Exercise description
For the word "name", give the number of lines in these entries that contain it, with nothing else.

Data extracted from a collection
[Start of Attachment]

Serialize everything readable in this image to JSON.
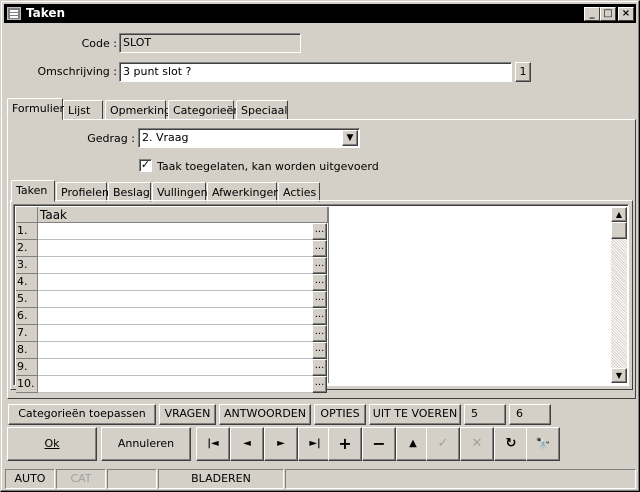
{
  "window": {
    "title": "Taken",
    "min": "_",
    "max": "□",
    "close": "×"
  },
  "form": {
    "code_label": "Code :",
    "code_value": "SLOT",
    "omschrijving_label": "Omschrijving :",
    "omschrijving_value": "3 punt slot ?",
    "omschrijving_badge": "1"
  },
  "main_tabs": [
    "Formulier",
    "Lijst",
    "Opmerking",
    "Categorieën",
    "Speciaal"
  ],
  "gedrag": {
    "label": "Gedrag :",
    "value": "2.  Vraag"
  },
  "checkbox": {
    "label": "Taak toegelaten, kan worden uitgevoerd",
    "checked": true
  },
  "sub_tabs": [
    "Taken",
    "Profielen",
    "Beslag",
    "Vullingen",
    "Afwerkingen",
    "Acties"
  ],
  "grid": {
    "column_header": "Taak",
    "rows": [
      "1.",
      "2.",
      "3.",
      "4.",
      "5.",
      "6.",
      "7.",
      "8.",
      "9.",
      "10."
    ],
    "ellipsis": "..."
  },
  "action_bar": {
    "categorieen": "Categorieën toepassen",
    "vragen": "VRAGEN",
    "antwoorden": "ANTWOORDEN",
    "opties": "OPTIES",
    "uit_te_voeren": "UIT TE VOEREN",
    "five": "5",
    "six": "6"
  },
  "buttons": {
    "ok": "Ok",
    "annuleren": "Annuleren"
  },
  "nav_icons": {
    "first": "|◄",
    "prev": "◄",
    "next": "►",
    "last": "►|",
    "add": "+",
    "remove": "−",
    "up": "▲",
    "confirm": "✓",
    "cancel": "✕",
    "refresh": "↻",
    "find": "🔭"
  },
  "statusbar": {
    "auto": "AUTO",
    "cat": "CAT",
    "empty": "",
    "mode": "BLADEREN"
  }
}
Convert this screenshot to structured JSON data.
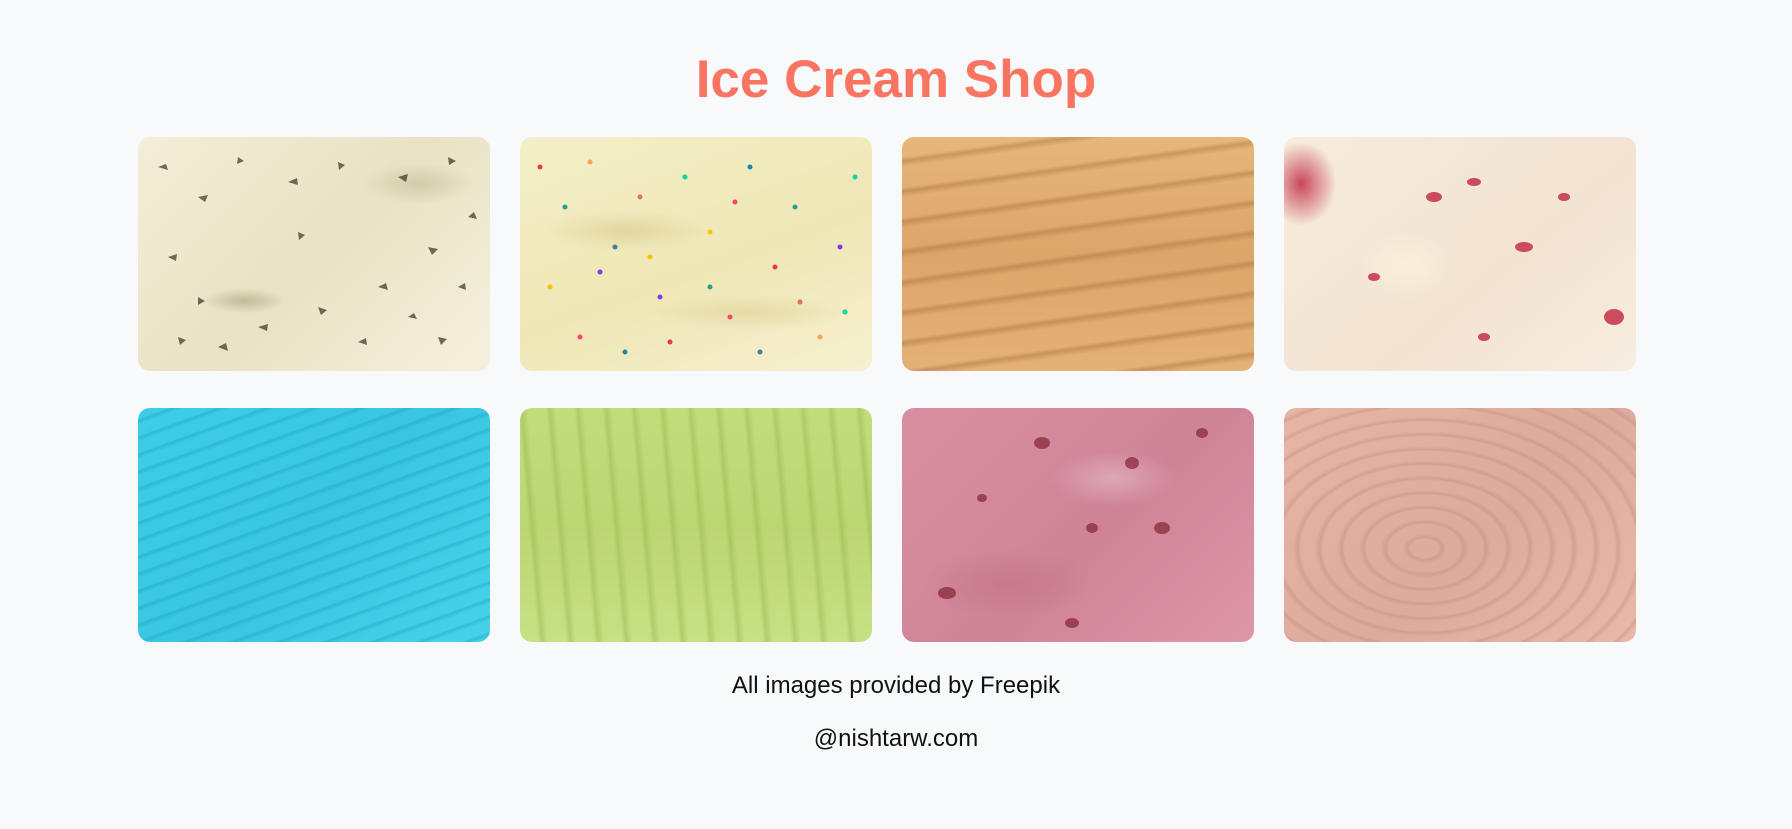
{
  "header": {
    "title": "Ice Cream Shop",
    "title_color": "#fa7462"
  },
  "gallery": {
    "items": [
      {
        "name": "Cookies & cream ice cream texture",
        "base_color": "#f0ead0"
      },
      {
        "name": "Vanilla ice cream with rainbow sprinkles",
        "base_color": "#f2ebbf"
      },
      {
        "name": "Caramel ice cream texture",
        "base_color": "#e1ac70"
      },
      {
        "name": "Cherry vanilla ice cream texture",
        "base_color": "#f5e8d8"
      },
      {
        "name": "Blue ice cream texture",
        "base_color": "#3ecbe4"
      },
      {
        "name": "Pistachio green ice cream texture",
        "base_color": "#c0da7a"
      },
      {
        "name": "Raspberry ripple ice cream texture",
        "base_color": "#d68c9f"
      },
      {
        "name": "Strawberry pink ice cream texture",
        "base_color": "#e2b1a2"
      }
    ]
  },
  "footer": {
    "credit": "All images provided by Freepik",
    "handle": "@nishtarw.com"
  }
}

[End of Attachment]

Output of the exercise
8